Prompt - Copies of all lines containing the string "message" are needed from the data below.

Study material -
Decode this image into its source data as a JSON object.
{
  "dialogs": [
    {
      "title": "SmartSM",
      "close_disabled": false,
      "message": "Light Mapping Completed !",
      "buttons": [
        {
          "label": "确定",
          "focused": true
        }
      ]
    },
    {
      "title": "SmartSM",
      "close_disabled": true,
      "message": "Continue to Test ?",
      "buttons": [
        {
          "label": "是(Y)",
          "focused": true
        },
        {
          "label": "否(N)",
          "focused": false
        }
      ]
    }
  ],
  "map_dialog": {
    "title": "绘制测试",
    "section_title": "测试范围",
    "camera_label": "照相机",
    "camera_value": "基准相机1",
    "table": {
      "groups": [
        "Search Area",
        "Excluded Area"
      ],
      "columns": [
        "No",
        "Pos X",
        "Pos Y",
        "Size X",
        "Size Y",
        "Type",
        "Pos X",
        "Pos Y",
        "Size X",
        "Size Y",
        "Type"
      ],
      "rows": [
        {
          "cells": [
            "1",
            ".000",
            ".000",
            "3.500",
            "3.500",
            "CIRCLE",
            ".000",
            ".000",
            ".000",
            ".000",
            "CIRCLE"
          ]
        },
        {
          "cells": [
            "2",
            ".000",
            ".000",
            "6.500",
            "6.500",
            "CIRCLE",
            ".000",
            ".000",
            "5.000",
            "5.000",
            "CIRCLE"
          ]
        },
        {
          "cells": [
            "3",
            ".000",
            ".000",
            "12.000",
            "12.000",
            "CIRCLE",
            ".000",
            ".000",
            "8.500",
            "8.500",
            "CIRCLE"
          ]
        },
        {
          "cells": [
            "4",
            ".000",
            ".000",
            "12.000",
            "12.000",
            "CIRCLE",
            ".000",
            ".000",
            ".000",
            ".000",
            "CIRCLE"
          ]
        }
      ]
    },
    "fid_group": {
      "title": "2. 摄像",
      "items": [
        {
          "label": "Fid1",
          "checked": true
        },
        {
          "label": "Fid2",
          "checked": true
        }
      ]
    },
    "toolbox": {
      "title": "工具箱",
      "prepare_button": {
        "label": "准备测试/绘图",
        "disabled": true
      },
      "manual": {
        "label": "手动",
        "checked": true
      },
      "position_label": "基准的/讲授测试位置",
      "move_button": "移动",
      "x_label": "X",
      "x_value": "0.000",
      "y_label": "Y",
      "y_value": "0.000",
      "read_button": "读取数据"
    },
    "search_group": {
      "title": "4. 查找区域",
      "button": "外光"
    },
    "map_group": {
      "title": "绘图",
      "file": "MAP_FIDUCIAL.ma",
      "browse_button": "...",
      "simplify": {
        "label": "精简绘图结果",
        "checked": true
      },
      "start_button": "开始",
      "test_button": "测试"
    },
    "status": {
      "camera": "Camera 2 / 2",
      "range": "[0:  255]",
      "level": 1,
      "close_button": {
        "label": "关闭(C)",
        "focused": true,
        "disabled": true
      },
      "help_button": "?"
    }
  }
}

Solution for this problem -
      "message": "Light Mapping Completed !",
      "message": "Continue to Test ?",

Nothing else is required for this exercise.